**Required work:**
A verbatim reproduction of every entry is the expected answer.

**Records for this exercise:**
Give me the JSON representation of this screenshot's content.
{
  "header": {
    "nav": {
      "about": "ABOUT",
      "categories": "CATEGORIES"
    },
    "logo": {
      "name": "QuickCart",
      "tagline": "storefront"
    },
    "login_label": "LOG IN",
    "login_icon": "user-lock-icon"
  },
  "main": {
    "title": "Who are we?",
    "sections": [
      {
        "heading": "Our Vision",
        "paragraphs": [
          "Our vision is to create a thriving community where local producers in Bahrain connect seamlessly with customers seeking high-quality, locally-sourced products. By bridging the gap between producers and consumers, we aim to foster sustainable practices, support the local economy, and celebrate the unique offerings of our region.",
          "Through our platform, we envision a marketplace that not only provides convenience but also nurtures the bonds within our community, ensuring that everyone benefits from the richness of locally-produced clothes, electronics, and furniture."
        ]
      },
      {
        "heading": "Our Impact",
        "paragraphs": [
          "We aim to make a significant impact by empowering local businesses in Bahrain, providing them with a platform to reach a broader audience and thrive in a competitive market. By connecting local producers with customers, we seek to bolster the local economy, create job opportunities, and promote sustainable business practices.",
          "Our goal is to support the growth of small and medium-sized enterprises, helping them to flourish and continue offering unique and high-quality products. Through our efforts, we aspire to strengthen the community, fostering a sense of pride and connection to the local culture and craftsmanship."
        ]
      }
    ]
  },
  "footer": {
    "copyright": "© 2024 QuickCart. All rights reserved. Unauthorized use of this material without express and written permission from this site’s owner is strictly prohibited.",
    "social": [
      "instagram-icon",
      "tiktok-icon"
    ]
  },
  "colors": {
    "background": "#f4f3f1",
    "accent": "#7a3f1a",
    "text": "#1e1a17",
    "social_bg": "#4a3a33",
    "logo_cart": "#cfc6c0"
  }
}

**Task output:**
Give me the JSON representation of this screenshot's content.
{
  "header": {
    "nav": {
      "about": "ABOUT",
      "categories": "CATEGORIES"
    },
    "logo": {
      "name": "QuickCart",
      "tagline": "storefront"
    },
    "login_label": "LOG IN",
    "login_icon": "user-lock-icon"
  },
  "main": {
    "title": "Who are we?",
    "sections": [
      {
        "heading": "Our Vision",
        "paragraphs": [
          "Our vision is to create a thriving community where local producers in Bahrain connect seamlessly with customers seeking high-quality, locally-sourced products. By bridging the gap between producers and consumers, we aim to foster sustainable practices, support the local economy, and celebrate the unique offerings of our region.",
          "Through our platform, we envision a marketplace that not only provides convenience but also nurtures the bonds within our community, ensuring that everyone benefits from the richness of locally-produced clothes, electronics, and furniture."
        ]
      },
      {
        "heading": "Our Impact",
        "paragraphs": [
          "We aim to make a significant impact by empowering local businesses in Bahrain, providing them with a platform to reach a broader audience and thrive in a competitive market. By connecting local producers with customers, we seek to bolster the local economy, create job opportunities, and promote sustainable business practices.",
          "Our goal is to support the growth of small and medium-sized enterprises, helping them to flourish and continue offering unique and high-quality products. Through our efforts, we aspire to strengthen the community, fostering a sense of pride and connection to the local culture and craftsmanship."
        ]
      }
    ]
  },
  "footer": {
    "copyright": "© 2024 QuickCart. All rights reserved. Unauthorized use of this material without express and written permission from this site’s owner is strictly prohibited.",
    "social": [
      "instagram-icon",
      "tiktok-icon"
    ]
  },
  "colors": {
    "background": "#f4f3f1",
    "accent": "#7a3f1a",
    "text": "#1e1a17",
    "social_bg": "#4a3a33",
    "logo_cart": "#cfc6c0"
  }
}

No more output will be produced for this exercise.